┌──

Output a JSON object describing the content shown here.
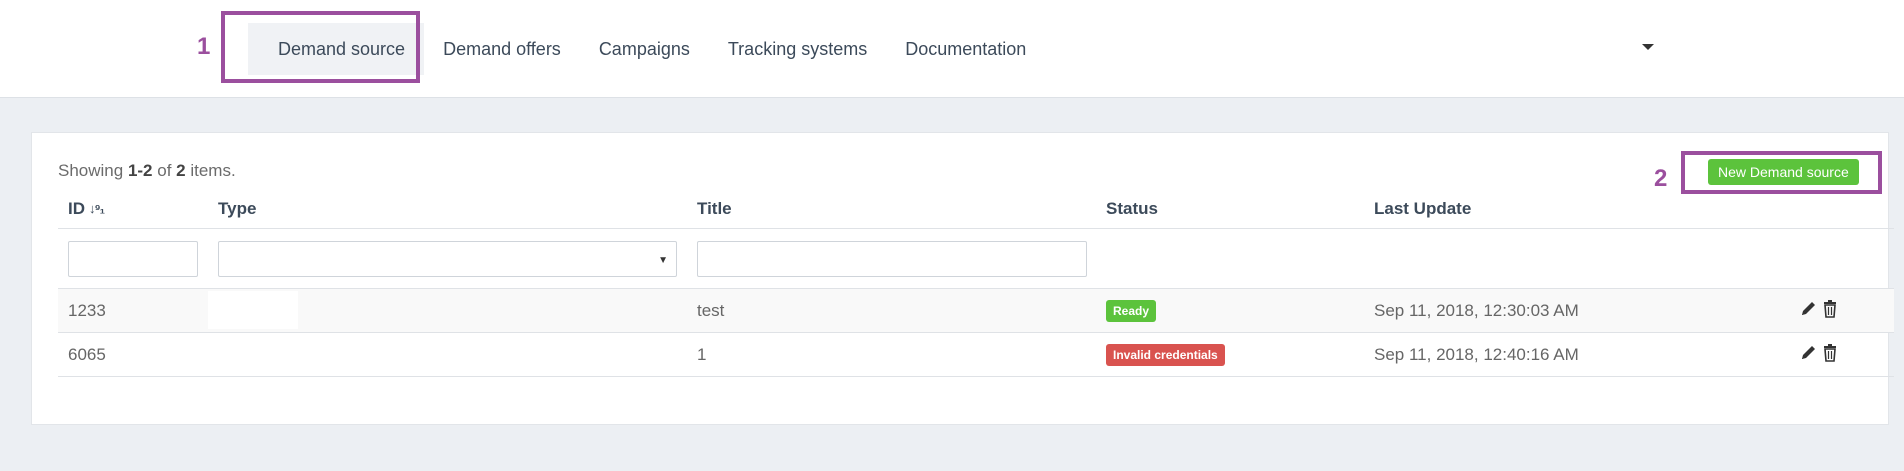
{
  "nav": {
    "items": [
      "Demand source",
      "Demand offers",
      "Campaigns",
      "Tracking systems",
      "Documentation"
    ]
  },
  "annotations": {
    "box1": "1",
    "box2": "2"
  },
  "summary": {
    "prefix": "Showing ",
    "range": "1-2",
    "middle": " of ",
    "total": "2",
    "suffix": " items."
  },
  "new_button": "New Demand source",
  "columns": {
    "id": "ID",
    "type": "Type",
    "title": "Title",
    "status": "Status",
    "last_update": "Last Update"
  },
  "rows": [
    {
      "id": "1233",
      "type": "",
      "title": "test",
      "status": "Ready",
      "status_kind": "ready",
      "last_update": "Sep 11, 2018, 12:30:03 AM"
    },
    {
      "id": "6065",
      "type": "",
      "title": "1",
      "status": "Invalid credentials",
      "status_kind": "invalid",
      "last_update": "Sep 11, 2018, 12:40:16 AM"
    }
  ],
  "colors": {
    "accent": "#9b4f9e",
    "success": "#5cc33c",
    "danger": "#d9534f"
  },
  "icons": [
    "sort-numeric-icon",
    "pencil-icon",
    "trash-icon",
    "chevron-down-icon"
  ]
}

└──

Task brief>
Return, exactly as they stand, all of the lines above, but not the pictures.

Response to this exercise>
Output a JSON object describing the content shown here.
{
  "nav": {
    "items": [
      "Demand source",
      "Demand offers",
      "Campaigns",
      "Tracking systems",
      "Documentation"
    ]
  },
  "annotations": {
    "box1": "1",
    "box2": "2"
  },
  "summary": {
    "prefix": "Showing ",
    "range": "1-2",
    "middle": " of ",
    "total": "2",
    "suffix": " items."
  },
  "new_button": "New Demand source",
  "columns": {
    "id": "ID",
    "type": "Type",
    "title": "Title",
    "status": "Status",
    "last_update": "Last Update"
  },
  "rows": [
    {
      "id": "1233",
      "type": "",
      "title": "test",
      "status": "Ready",
      "status_kind": "ready",
      "last_update": "Sep 11, 2018, 12:30:03 AM"
    },
    {
      "id": "6065",
      "type": "",
      "title": "1",
      "status": "Invalid credentials",
      "status_kind": "invalid",
      "last_update": "Sep 11, 2018, 12:40:16 AM"
    }
  ],
  "colors": {
    "accent": "#9b4f9e",
    "success": "#5cc33c",
    "danger": "#d9534f"
  },
  "icons": [
    "sort-numeric-icon",
    "pencil-icon",
    "trash-icon",
    "chevron-down-icon"
  ]
}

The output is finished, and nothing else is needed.